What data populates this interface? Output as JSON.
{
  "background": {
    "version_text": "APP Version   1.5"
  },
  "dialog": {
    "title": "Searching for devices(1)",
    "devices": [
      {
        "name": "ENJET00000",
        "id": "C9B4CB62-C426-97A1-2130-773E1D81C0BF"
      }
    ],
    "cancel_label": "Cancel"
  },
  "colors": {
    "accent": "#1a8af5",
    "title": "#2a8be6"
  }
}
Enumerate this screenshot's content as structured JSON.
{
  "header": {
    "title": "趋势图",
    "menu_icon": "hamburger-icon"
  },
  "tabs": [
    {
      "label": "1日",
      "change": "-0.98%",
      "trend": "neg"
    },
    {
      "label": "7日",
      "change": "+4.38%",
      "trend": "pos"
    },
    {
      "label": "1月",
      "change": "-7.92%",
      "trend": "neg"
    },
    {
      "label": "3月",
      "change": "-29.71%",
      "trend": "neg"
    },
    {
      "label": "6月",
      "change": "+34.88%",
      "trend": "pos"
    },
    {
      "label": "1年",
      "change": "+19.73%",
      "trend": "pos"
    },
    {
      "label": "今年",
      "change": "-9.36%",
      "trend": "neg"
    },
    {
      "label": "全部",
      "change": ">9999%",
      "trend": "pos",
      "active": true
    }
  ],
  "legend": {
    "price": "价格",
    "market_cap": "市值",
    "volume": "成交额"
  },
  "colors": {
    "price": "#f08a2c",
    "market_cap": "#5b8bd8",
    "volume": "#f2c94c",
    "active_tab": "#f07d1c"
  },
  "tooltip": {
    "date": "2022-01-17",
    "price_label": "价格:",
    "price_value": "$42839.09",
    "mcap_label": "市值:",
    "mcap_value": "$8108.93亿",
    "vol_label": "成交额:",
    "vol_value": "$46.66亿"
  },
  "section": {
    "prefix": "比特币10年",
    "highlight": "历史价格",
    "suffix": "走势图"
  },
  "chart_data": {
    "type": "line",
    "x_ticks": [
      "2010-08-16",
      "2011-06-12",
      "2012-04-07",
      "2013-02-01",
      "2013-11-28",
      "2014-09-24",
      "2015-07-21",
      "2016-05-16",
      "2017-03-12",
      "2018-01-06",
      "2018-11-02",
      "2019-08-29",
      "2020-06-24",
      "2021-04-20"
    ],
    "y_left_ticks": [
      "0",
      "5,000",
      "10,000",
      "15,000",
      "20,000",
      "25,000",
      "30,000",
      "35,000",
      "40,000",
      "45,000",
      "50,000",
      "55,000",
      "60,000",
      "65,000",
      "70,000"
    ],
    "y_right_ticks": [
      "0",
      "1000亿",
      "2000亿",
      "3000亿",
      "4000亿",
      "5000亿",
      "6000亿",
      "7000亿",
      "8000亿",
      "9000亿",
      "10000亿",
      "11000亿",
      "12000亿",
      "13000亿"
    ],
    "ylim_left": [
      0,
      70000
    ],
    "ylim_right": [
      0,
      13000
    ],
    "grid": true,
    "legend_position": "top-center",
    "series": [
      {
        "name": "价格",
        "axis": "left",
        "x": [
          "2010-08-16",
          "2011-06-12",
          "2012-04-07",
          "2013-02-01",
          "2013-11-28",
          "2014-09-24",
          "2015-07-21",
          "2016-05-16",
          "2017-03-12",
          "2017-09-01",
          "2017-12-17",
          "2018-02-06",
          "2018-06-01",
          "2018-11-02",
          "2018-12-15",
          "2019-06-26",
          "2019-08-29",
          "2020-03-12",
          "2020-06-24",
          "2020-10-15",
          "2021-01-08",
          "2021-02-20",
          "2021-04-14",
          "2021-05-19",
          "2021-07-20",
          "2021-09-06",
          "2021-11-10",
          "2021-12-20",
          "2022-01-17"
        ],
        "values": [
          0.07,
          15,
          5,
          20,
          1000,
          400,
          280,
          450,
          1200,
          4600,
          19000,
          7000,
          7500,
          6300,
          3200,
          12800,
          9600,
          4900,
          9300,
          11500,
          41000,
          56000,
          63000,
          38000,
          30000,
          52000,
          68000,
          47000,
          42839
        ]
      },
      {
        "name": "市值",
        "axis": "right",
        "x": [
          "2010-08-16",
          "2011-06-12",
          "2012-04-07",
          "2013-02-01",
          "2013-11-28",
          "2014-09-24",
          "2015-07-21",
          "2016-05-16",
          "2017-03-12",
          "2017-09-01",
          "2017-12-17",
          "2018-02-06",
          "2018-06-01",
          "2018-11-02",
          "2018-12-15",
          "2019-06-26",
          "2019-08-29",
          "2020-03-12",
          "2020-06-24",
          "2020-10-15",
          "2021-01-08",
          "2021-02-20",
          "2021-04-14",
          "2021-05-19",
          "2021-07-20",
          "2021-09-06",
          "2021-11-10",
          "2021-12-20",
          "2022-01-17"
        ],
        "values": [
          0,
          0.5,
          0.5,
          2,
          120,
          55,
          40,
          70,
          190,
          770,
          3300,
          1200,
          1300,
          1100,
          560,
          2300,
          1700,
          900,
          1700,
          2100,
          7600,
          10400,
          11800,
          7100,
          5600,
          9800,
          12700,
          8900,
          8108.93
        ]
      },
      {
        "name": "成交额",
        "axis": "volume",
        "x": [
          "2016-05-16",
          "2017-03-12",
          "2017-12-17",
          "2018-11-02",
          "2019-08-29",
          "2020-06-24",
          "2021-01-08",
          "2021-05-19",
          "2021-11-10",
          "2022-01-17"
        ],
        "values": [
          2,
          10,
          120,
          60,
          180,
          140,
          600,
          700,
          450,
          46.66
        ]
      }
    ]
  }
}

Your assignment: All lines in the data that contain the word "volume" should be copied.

Written response:
    "volume": "成交额"
    "volume": "#f2c94c",
        "axis": "volume",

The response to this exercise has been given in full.